There is no denying it; their behaviour throughout the campaign demonstrated nothing short of tribal-driven bullying. Scottish Labour views the 2011 SNP victory as a temporary bump in the road, and the power of the Yes movement as a result of people being lured in by Salmond’s Nationalist agenda. There remains a blanket denial that the diminishing support for Scottish Labour is in part a result of its passive acceptance of New Labour’s ideology, and its lack of desire to provide an alternative to the dominant orthodoxy that dictates politics in London.

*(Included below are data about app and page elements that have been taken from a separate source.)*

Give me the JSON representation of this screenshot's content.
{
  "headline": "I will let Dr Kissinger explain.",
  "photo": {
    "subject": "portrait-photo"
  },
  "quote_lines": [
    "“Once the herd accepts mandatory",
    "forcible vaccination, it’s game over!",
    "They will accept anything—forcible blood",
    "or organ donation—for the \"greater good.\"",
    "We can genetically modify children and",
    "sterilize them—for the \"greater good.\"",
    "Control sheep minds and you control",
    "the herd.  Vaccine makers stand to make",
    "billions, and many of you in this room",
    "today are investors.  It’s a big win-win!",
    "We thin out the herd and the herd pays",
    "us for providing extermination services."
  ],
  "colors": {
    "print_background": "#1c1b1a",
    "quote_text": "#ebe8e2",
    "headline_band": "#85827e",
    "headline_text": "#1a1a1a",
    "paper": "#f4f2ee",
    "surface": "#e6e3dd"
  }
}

Never was this more glaringly obvious than in the run up to the referendum. Scottish Labour’s role was almost entirely focused around a market liberal agenda for the preservation of a normative framework, unfettered Neoliberalism. The voices that dominated this were not ordinary people but were banks, supermarkets and other massively unethical and morally questionable corporate giants. I even saw a picture of Johann Lamont proudly standing next to an Asda who said that prices would increase post Yes vote. A corporate decision that would hit the vulnerable the hardest was regarded as a cause for celebration. Scottish Labour has forgotten that the economy works for the people, not vice versa.

Yet the more sinister presence in this campaign was that of fear. Backed by a largely compliant media, fear played a central role in the bid to preserve the union. This is far from my bias take on the matter; they referred to themselves as ‘Project Fear’. What I found most unbearable about this was that it did not focus on the affluent sectors of society. No, from pensions to the NHS, this was a campaign strategy that actually targeted the poor and the vulnerable, instead of standing up for them.

Unfortunately for Scottish Labour, the uncomfortable truth of the matter remains, the areas that voted Yes were also those with high levels of depravation and low life expectancy. I was at the Stirling referendum count. Watching areas like the Raploch voting Yes, only to see the likes of Dunblane and Bridge of Allan overwhelmingly say No was like watching the wealthy ignoring the poor’s cries for change. Not only have Scottish Labour played a central role in a campaign against the will of 37% of their own support based, they have also voted against the will of some of the poorest members of our society.

I watched the Labour Party conference. I watched Red Ed advocate a continuation of austerity measures targeting the safety net protecting the very poorest in our society. I was reminded of Scottish Labour’s ‘vote No to protect our NHS’, and was filled with a fresh wave of resentment.

Scottish Labour appears to think that the vote marked the end of discussion, but we are living in a changed Scotland. The traditional, tribal way in which we once perceived politics has been entirely deconstructed and it could not be more refreshing. The Yes movement was just the beginning of something beautiful. The grassroots groups in the Yes movement, from National Collective and Generation Yes to Radical Independence, the Common Weal and Women for Indy, will continue to thrive and act as vehicles for change. There is a very real appetite for an alternative to status quo, one that challenges the dominant economic and political framework of Westminster.

At a time when their popularity was already dwindling, this party played a central role in a market-based campaign that ostracized and encouraged fear without vision against the will of 37% of their own supporters and much of the working class. Realistically, Scottish Labour is in serious danger of a further fall from grace.

Miriam Brett